◆ **TASK GOAL**
Would you filter these records and copy every line that has the word "自動再構築"?

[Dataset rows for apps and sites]
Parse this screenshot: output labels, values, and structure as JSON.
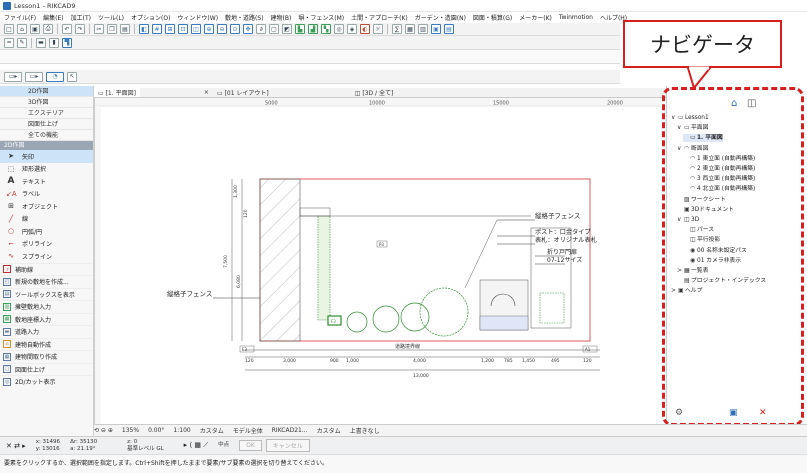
{
  "window": {
    "title": "Lesson1 - RIKCAD9"
  },
  "menu": [
    "ファイル(F)",
    "編集(E)",
    "加工(T)",
    "ツール(L)",
    "オプション(O)",
    "ウィンドウ(W)",
    "敷地・道路(S)",
    "建物(B)",
    "塀・フェンス(M)",
    "土間・アプローチ(K)",
    "ガーデン・造園(N)",
    "図面・積算(G)",
    "メーカー(K)",
    "Twinmotion",
    "ヘルプ(H)"
  ],
  "callout": {
    "text": "ナビゲータ",
    "border_color": "#d81e1e"
  },
  "toolbox": {
    "tabs": [
      "2D作図",
      "3D作図",
      "エクステリア",
      "図面仕上げ",
      "全ての機能"
    ],
    "section": "2D作図",
    "tools": [
      {
        "icon": "arrow",
        "label": "矢印"
      },
      {
        "icon": "rect-select",
        "label": "矩形選択"
      },
      {
        "icon": "A",
        "label": "テキスト"
      },
      {
        "icon": "A1",
        "label": "ラベル"
      },
      {
        "icon": "object",
        "label": "オブジェクト"
      },
      {
        "icon": "line",
        "label": "線"
      },
      {
        "icon": "circle",
        "label": "円弧/円"
      },
      {
        "icon": "polyline",
        "label": "ポリライン"
      },
      {
        "icon": "spline",
        "label": "スプライン"
      }
    ],
    "extra": [
      "補助線",
      "新規の敷地を作成...",
      "ツールボックスを表示",
      "擁壁敷地入力",
      "敷地座標入力",
      "道路入力",
      "建物自動作成",
      "建物間取り作成",
      "図面仕上げ",
      "2D/カット表示"
    ]
  },
  "tabs": [
    {
      "label": "[1. 平面図]",
      "close": "×"
    },
    {
      "label": "[01 レイアウト]"
    },
    {
      "label": "[3D / 全て]"
    }
  ],
  "ruler": {
    "marks": [
      "5000",
      "10000",
      "15000",
      "20000"
    ]
  },
  "drawing": {
    "labels": {
      "fence_left": "縦格子フェンス",
      "fence_right": "縦格子フェンス",
      "post": "ポスト：口金タイプ",
      "sign": "表札：オリジナル表札",
      "gate": "折り戸門扉",
      "gate_size": "07-12サイズ",
      "road_line": "道路境界線"
    },
    "dims_bottom": [
      "120",
      "3,000",
      "900",
      "1,000",
      "4,000",
      "1,200",
      "785",
      "1,450",
      "495",
      "120"
    ],
    "dim_total": "13,000",
    "dims_left": [
      "1,300",
      "120",
      "7,500",
      "6,080"
    ],
    "markers": [
      "P3",
      "F3",
      "E3",
      "A1",
      "A2"
    ]
  },
  "navigator": {
    "items": [
      {
        "level": 0,
        "toggle": "∨",
        "icon": "folder",
        "label": "Lesson1"
      },
      {
        "level": 1,
        "toggle": "∨",
        "icon": "plan",
        "label": "平面図"
      },
      {
        "level": 2,
        "toggle": "",
        "icon": "plan",
        "label": "1. 平面図",
        "selected": true
      },
      {
        "level": 1,
        "toggle": "∨",
        "icon": "elev",
        "label": "断面図"
      },
      {
        "level": 2,
        "toggle": "",
        "icon": "elev",
        "label": "1 東立面 (自動再構築)"
      },
      {
        "level": 2,
        "toggle": "",
        "icon": "elev",
        "label": "2 東立面 (自動再構築)"
      },
      {
        "level": 2,
        "toggle": "",
        "icon": "elev",
        "label": "3 西立面 (自動再構築)"
      },
      {
        "level": 2,
        "toggle": "",
        "icon": "elev",
        "label": "4 北立面 (自動再構築)"
      },
      {
        "level": 1,
        "toggle": "",
        "icon": "sheet",
        "label": "ワークシート"
      },
      {
        "level": 1,
        "toggle": "",
        "icon": "doc",
        "label": "3Dドキュメント"
      },
      {
        "level": 1,
        "toggle": "∨",
        "icon": "3d",
        "label": "3D"
      },
      {
        "level": 2,
        "toggle": "",
        "icon": "3d",
        "label": "パース"
      },
      {
        "level": 2,
        "toggle": "",
        "icon": "3d",
        "label": "平行投影"
      },
      {
        "level": 2,
        "toggle": "",
        "icon": "cam",
        "label": "00 名称未設定パス"
      },
      {
        "level": 2,
        "toggle": "",
        "icon": "cam",
        "label": "01 カメラ非表示"
      },
      {
        "level": 1,
        "toggle": ">",
        "icon": "list",
        "label": "一覧表"
      },
      {
        "level": 1,
        "toggle": "",
        "icon": "index",
        "label": "プロジェクト・インデックス"
      },
      {
        "level": 0,
        "toggle": ">",
        "icon": "help",
        "label": "ヘルプ"
      }
    ]
  },
  "statusbar": {
    "zoom": "135%",
    "angle": "0.00°",
    "scale": "1:100",
    "view": "カスタム",
    "model": "モデル全体",
    "layer": "RIKCAD21...",
    "custom2": "カスタム",
    "overwrite": "上書きなし"
  },
  "coords": {
    "x": "x: 31496",
    "y": "y: 13016",
    "dr": "Δr: 35130",
    "da": "a: 21.19°",
    "z": "z: 0",
    "ref": "基準レベル GL",
    "center": "中点",
    "ok": "OK",
    "cancel": "キャンセル"
  },
  "help": "要素をクリックするか、選択範囲を指定します。Ctrl+Shiftを押したままで要素/サブ要素の選択を切り替えてください。"
}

◆ **EXERCISE SOLUTION**
        "label": "1 東立面 (自動再構築)"
        "label": "2 東立面 (自動再構築)"
        "label": "3 西立面 (自動再構築)"
        "label": "4 北立面 (自動再構築)"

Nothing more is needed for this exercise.